== EXERCISE DETAILS ==
Write out every line of the data below exactly as given.

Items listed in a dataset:

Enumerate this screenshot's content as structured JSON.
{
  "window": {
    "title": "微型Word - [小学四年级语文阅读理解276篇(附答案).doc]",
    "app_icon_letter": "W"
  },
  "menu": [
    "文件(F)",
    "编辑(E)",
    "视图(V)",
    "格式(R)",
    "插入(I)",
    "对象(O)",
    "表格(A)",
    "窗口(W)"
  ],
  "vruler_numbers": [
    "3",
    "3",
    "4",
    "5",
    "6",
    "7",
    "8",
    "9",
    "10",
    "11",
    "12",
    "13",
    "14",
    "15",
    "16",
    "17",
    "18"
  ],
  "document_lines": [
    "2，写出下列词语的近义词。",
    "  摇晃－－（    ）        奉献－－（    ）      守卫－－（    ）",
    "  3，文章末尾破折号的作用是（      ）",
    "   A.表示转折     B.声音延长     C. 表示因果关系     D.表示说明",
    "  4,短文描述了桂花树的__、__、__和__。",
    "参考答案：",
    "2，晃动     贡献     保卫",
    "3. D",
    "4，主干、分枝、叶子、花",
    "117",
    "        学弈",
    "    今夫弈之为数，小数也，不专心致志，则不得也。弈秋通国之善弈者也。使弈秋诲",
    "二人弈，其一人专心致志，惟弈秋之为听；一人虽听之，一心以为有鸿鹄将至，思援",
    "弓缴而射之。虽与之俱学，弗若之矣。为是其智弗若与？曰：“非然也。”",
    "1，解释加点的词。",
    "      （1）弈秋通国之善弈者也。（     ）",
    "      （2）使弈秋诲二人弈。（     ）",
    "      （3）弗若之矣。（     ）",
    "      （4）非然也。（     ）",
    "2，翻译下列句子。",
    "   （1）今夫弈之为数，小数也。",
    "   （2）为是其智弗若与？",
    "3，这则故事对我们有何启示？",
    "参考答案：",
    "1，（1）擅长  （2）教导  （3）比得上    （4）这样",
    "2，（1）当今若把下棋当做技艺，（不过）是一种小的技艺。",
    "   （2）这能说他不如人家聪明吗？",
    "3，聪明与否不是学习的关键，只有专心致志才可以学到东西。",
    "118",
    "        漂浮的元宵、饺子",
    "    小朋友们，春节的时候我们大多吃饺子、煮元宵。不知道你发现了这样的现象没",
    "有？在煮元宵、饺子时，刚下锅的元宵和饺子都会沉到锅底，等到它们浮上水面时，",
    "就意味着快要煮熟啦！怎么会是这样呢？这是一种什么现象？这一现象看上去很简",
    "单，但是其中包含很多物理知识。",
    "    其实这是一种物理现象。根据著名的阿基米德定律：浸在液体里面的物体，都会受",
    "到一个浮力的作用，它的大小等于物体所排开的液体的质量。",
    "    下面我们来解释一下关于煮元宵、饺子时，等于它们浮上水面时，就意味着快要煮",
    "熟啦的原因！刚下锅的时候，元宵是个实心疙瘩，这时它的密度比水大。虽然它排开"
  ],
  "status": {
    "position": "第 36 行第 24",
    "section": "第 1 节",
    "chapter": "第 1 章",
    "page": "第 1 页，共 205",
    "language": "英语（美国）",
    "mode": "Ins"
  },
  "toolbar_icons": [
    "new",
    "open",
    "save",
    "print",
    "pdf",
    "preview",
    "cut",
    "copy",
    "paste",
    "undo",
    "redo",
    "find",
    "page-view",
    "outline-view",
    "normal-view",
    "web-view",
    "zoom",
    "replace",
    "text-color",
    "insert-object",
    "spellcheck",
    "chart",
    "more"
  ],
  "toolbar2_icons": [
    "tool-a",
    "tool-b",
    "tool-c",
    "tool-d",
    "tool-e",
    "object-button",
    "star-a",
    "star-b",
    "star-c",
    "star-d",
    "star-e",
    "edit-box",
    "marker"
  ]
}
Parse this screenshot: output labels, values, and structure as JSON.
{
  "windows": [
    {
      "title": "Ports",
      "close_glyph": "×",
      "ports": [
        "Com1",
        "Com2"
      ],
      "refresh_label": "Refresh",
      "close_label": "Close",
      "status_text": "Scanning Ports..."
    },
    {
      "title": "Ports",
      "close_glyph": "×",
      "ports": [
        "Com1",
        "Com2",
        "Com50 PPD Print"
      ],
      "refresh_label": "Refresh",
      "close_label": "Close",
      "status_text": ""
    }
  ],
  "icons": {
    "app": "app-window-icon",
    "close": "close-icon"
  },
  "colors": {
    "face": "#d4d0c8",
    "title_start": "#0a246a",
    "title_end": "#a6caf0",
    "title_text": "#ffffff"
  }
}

== TASK OUTPUT ==
Enumerate this screenshot's content as structured JSON.
{
  "window": {
    "title": "微型Word - [小学四年级语文阅读理解276篇(附答案).doc]",
    "app_icon_letter": "W"
  },
  "menu": [
    "文件(F)",
    "编辑(E)",
    "视图(V)",
    "格式(R)",
    "插入(I)",
    "对象(O)",
    "表格(A)",
    "窗口(W)"
  ],
  "vruler_numbers": [
    "3",
    "3",
    "4",
    "5",
    "6",
    "7",
    "8",
    "9",
    "10",
    "11",
    "12",
    "13",
    "14",
    "15",
    "16",
    "17",
    "18"
  ],
  "document_lines": [
    "2，写出下列词语的近义词。",
    "  摇晃－－（    ）        奉献－－（    ）      守卫－－（    ）",
    "  3，文章末尾破折号的作用是（      ）",
    "   A.表示转折     B.声音延长     C. 表示因果关系     D.表示说明",
    "  4,短文描述了桂花树的__、__、__和__。",
    "参考答案：",
    "2，晃动     贡献     保卫",
    "3. D",
    "4，主干、分枝、叶子、花",
    "117",
    "        学弈",
    "    今夫弈之为数，小数也，不专心致志，则不得也。弈秋通国之善弈者也。使弈秋诲",
    "二人弈，其一人专心致志，惟弈秋之为听；一人虽听之，一心以为有鸿鹄将至，思援",
    "弓缴而射之。虽与之俱学，弗若之矣。为是其智弗若与？曰：“非然也。”",
    "1，解释加点的词。",
    "      （1）弈秋通国之善弈者也。（     ）",
    "      （2）使弈秋诲二人弈。（     ）",
    "      （3）弗若之矣。（     ）",
    "      （4）非然也。（     ）",
    "2，翻译下列句子。",
    "   （1）今夫弈之为数，小数也。",
    "   （2）为是其智弗若与？",
    "3，这则故事对我们有何启示？",
    "参考答案：",
    "1，（1）擅长  （2）教导  （3）比得上    （4）这样",
    "2，（1）当今若把下棋当做技艺，（不过）是一种小的技艺。",
    "   （2）这能说他不如人家聪明吗？",
    "3，聪明与否不是学习的关键，只有专心致志才可以学到东西。",
    "118",
    "        漂浮的元宵、饺子",
    "    小朋友们，春节的时候我们大多吃饺子、煮元宵。不知道你发现了这样的现象没",
    "有？在煮元宵、饺子时，刚下锅的元宵和饺子都会沉到锅底，等到它们浮上水面时，",
    "就意味着快要煮熟啦！怎么会是这样呢？这是一种什么现象？这一现象看上去很简",
    "单，但是其中包含很多物理知识。",
    "    其实这是一种物理现象。根据著名的阿基米德定律：浸在液体里面的物体，都会受",
    "到一个浮力的作用，它的大小等于物体所排开的液体的质量。",
    "    下面我们来解释一下关于煮元宵、饺子时，等于它们浮上水面时，就意味着快要煮",
    "熟啦的原因！刚下锅的时候，元宵是个实心疙瘩，这时它的密度比水大。虽然它排开"
  ],
  "status": {
    "position": "第 36 行第 24",
    "section": "第 1 节",
    "chapter": "第 1 章",
    "page": "第 1 页，共 205",
    "language": "英语（美国）",
    "mode": "Ins"
  },
  "toolbar_icons": [
    "new",
    "open",
    "save",
    "print",
    "pdf",
    "preview",
    "cut",
    "copy",
    "paste",
    "undo",
    "redo",
    "find",
    "page-view",
    "outline-view",
    "normal-view",
    "web-view",
    "zoom",
    "replace",
    "text-color",
    "insert-object",
    "spellcheck",
    "chart",
    "more"
  ],
  "toolbar2_icons": [
    "tool-a",
    "tool-b",
    "tool-c",
    "tool-d",
    "tool-e",
    "object-button",
    "star-a",
    "star-b",
    "star-c",
    "star-d",
    "star-e",
    "edit-box",
    "marker"
  ]
}
Parse this screenshot: output labels, values, and structure as JSON.
{
  "windows": [
    {
      "title": "Ports",
      "close_glyph": "×",
      "ports": [
        "Com1",
        "Com2"
      ],
      "refresh_label": "Refresh",
      "close_label": "Close",
      "status_text": "Scanning Ports..."
    },
    {
      "title": "Ports",
      "close_glyph": "×",
      "ports": [
        "Com1",
        "Com2",
        "Com50 PPD Print"
      ],
      "refresh_label": "Refresh",
      "close_label": "Close",
      "status_text": ""
    }
  ],
  "icons": {
    "app": "app-window-icon",
    "close": "close-icon"
  },
  "colors": {
    "face": "#d4d0c8",
    "title_start": "#0a246a",
    "title_end": "#a6caf0",
    "title_text": "#ffffff"
  }
}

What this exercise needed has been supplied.